The final phase is the rebuilding – and this could take years.
When victims become heroes
Just an hour after the quake struck, World Vision aid worker Cenk Kalfaoglu and his team were distributing crucial items to the cold, injured and grieving in Hatay, Turkey.
“We took our families to a safe place first … then we found out what the essential needs were,” he said.
In a disaster like this, many responders are also the survivors.
Many of World Vision’s staff and volunteers are locals and have been devastated by the earthquake.

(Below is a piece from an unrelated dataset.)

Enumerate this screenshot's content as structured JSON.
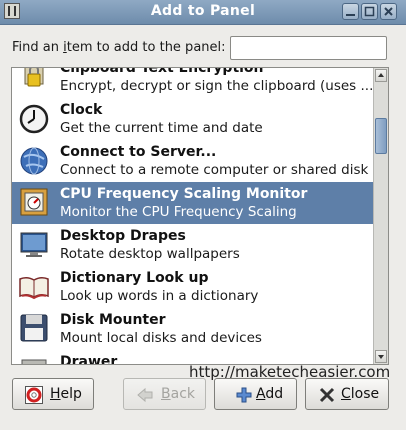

The tight-knit group working in the region is reeling at the loss of a Syrian teacher, her husband and six children.
Those who survived have been huddling in their cars, mosques and schools at night.
“There’s not always enough fuel for people to turn the heater in the cars on,” says another staff member and father in northern Syria.
As his own house shook on Monday, he told of having to make an impossible decision – choose between which children to take when the pre-dawn quake struck.
“While we were sleeping, the house started shaking; I immediately ran to my children,” he said.
“I did not know which one to carry. I could not reach the door, the distance was very far, and a minute of time was like years of helplessness and fear.”
They all survived and he too has rolled up his sleeves to help.
Ahlam Alrasheed, a protection co-ordinator for World Vision in Syria, says it has been heartening to see “people come to help each other”.
“People proved how much they love and care for each other. They stand by one another and those who are affected,” she said.
You can help provide shelter and warmth for families who have lost everything here.